When 950 event professionals came together at JW Marriott Los Angeles L.A. Live in June for the annual PCMA EduCon, they left with more than swag bags—although there was plenty of that in the L.A. Amenity room. The event was designed to create connections and tell stories.
To do that, PCMA consciously kept the number of attendees more manageable than at the annual Convening Leaders event, which will be in San Francisco in January of 2020. “Although it is the largest EduCon we have ever had, the intimacy of the conference allows you to visit rather than growing it so big that you only pass people in the hallway,” said Greg O’Dell, PCMA Board chair and Events DC president and CEO.
Storytelling is an art and we forget how powerful it is, even in business, said Sherrif Karamat, PCMA president and CEO. “Telling true stories about how we arrived where we are is how connections are made,” he explained.
— JT Long (@SmartMtgsJT) June 27, 2019
Some of the powerful stories shared include:
The Strength of Songtelling
John Ondrasik, singer and songwriter behind Fighting for Five and the songs “Superman (It’s Not Easy)” and “100 Years” explained his 20-year struggle leading up to his “overnight success” and the battle to stay out of the one-hit wonder club. He credited his success to a desire to get the little things right, making himself uncomfortable by putting himself in new situations and listening—often to his children who have a way of helping him be in the moment and focusing his mind on what is really important.
“You have to trust your gut and ask yourself what kind of world you want,” he said. “What would you do if you were creating an event for yourself?” he asked.
It helped that his insights were punctuated by snippets from his hits that immediately had the audience nostalgic for when they first experienced “Chances” from the movie “The Blind Side.”
A Call for Authenticity
Diversity and inclusion expert Ritu Bhasin shared her story as proof that the path to an empowered career and life is rooted in the courage to be, if not your completely authentic self, at least an adapted self that still contains elements of what makes us unique. “When we submit to performing and adapt to what we think people want us to be, it is disempowering and unhealthy,” she explained.
As the daughter of Indian immigrants, Bhasin experienced extreme physical and social bullying as a child based on her family, clothes and religion. “The feeling of isolation was the worst,” she said. That led her to try to adapt the dominant way of dressing, talking and acting to fit in to her career as an attorney.
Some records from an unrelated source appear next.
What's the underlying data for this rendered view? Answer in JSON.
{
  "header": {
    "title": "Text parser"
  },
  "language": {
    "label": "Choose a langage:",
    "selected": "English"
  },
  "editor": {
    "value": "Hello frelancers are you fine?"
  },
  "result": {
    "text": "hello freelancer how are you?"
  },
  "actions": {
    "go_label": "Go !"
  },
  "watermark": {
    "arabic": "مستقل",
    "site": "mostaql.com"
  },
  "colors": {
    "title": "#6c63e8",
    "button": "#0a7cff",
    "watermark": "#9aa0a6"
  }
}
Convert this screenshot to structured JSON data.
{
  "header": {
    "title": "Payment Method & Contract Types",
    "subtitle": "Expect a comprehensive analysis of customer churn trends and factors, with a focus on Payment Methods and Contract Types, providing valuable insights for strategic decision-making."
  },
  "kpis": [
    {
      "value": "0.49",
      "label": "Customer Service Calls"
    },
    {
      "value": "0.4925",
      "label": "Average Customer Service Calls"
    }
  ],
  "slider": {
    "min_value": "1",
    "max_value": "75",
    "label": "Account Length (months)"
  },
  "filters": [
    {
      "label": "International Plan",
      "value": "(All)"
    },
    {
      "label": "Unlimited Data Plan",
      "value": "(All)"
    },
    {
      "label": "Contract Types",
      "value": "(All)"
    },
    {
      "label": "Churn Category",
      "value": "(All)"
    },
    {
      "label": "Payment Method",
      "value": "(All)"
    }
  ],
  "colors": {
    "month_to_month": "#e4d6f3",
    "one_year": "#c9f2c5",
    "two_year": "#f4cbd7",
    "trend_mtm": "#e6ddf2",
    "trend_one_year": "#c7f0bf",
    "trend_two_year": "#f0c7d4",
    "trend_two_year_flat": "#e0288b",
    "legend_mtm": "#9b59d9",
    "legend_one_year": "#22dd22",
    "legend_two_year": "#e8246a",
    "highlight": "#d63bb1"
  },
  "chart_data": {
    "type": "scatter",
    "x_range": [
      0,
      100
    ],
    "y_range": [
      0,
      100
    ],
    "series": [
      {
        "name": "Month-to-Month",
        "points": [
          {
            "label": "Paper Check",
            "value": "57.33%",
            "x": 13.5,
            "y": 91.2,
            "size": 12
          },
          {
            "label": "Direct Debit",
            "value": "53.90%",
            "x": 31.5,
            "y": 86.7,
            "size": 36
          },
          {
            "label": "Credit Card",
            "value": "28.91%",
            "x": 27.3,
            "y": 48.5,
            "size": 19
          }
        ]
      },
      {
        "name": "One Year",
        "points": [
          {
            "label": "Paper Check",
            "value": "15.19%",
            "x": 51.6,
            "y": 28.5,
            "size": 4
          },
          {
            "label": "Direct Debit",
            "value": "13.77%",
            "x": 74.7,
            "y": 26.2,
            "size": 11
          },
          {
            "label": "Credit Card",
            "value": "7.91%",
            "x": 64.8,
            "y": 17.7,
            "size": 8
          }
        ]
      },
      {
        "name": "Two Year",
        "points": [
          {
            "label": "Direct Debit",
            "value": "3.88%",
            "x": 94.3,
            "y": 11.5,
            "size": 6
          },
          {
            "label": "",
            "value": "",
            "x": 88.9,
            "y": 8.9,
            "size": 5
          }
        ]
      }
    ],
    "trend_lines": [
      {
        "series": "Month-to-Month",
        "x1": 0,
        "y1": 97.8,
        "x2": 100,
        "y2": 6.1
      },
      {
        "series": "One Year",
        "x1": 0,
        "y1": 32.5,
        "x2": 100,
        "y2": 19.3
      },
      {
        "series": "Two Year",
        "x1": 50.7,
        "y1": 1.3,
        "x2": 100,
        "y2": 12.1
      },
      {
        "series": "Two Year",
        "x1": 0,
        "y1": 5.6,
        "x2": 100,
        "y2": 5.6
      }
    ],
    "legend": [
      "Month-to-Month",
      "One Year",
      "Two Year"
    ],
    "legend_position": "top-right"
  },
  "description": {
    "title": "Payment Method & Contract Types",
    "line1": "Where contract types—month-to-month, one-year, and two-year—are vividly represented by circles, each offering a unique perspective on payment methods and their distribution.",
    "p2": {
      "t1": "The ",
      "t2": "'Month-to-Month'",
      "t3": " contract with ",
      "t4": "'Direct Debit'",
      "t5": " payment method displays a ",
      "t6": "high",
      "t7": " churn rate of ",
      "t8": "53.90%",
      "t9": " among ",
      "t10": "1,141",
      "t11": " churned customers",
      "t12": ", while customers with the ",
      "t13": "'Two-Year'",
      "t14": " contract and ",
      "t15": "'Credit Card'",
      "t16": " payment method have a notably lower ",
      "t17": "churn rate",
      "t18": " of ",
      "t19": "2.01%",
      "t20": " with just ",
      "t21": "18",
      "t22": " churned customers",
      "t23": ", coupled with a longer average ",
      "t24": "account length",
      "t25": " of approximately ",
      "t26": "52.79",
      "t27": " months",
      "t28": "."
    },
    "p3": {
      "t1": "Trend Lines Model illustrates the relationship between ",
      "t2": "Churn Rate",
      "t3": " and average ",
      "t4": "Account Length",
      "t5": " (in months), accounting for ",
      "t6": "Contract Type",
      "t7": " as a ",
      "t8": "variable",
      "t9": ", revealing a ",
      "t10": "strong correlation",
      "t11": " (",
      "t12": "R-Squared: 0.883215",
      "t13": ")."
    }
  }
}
It also was not healthy.
Only when she embraced her true self and was able to bring all of her creativity and insights to her clients was she able to look forward to going to work—at least most days. Now, she helps corporations go beyond saying they are inclusive and shift to actually valuing differences. “Authenticity is the antidote to exclusion,” she said.
Sounds Like a Superhero
Tamika Catchings, superstar player for the WNBA Indiana Fever, was also a victim of bullying as a child because of a hearing problem that required her to wear hearing aids and made speech difficult. She worked relentlessly to express herself in the language of sports and welcomed a team around her that was there for the good and the bad and succeeded beyond her wildest dreams.
“Embrace any opportunities that come your way,” she advised.
Tamika fought adversity an average person might not think about—a hearing disability, Karamat explained. “She tells about her journey in a way that is effortless and resonates. You are there rooting for her. That is the power of storytelling,” he said.
At the end of the conference Karamat shared his own Dear World story written on his arms and expressed as, “The day the yellow flower bloomed.”
He described the goal of the conference as an agenda designed to create emotional impact because touching hearts is how people learn. “Meaningful experiences create stickiness,” he said.
Not all the storytelling was verbal or from the stage. An Instagram-worthy greenhouse of juices shared the story of wellness. Stories of failure used as learning experiences were told from a boxing ring that brought people outside to experience the Southern California sun.
“PCMA is willing to experiment and take small risks; we act as Guinea pigs,” he said of the different learning environments based on all the different ways people learn. “We may only retain 7 percent of what we hear, we remember 90 percent of what we see or experience,” he said.
“We will continue to try to raise awareness of what business events do for communities, for social good and for everyone’s personal and professional development,” he said.